# [Task statement]
Give only the number of lines in the records that include "Mask".

[Records provided]

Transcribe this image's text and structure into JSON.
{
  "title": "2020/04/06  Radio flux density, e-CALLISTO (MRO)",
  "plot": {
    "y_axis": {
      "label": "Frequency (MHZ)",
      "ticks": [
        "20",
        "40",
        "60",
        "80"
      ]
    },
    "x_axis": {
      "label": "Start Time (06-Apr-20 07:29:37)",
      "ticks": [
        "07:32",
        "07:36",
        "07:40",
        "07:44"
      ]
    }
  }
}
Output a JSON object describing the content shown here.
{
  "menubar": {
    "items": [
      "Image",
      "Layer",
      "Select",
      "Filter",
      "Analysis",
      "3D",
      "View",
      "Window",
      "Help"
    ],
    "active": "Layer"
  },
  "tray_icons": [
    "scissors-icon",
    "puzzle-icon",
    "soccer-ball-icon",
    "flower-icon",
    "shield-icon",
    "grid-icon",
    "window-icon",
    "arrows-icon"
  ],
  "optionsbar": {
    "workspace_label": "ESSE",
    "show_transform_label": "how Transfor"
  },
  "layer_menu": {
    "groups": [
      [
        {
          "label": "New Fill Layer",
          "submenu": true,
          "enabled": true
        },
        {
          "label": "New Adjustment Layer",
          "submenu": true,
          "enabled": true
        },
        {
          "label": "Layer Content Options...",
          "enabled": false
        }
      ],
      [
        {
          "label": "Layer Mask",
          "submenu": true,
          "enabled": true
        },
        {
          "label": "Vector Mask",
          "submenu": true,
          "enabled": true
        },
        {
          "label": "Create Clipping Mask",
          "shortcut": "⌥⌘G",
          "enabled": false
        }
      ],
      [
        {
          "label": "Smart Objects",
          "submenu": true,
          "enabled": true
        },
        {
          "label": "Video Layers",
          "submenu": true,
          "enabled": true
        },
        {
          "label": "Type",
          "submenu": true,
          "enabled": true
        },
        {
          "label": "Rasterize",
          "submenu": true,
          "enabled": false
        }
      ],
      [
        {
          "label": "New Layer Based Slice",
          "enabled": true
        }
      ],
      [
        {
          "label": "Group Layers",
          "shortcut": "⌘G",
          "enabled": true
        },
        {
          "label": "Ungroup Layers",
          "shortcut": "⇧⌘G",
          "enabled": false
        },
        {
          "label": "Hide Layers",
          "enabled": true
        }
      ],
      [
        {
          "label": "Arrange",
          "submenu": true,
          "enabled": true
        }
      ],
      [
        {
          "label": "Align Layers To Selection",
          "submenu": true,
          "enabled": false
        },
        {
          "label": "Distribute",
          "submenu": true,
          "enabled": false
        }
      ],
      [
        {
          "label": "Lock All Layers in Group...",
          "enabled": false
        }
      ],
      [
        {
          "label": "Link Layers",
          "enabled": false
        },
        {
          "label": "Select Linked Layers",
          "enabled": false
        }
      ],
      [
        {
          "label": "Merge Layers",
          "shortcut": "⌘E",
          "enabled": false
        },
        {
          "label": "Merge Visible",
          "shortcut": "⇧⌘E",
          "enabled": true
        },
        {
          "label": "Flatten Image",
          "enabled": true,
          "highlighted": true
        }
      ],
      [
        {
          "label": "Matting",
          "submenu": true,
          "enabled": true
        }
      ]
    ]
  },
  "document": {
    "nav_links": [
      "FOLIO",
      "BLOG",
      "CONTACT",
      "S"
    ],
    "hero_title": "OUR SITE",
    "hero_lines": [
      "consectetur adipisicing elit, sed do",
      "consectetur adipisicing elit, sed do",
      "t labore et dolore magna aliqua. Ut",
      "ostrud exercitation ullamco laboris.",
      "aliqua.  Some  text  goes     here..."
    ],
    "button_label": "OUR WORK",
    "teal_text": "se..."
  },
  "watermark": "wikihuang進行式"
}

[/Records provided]

# [Your response]
3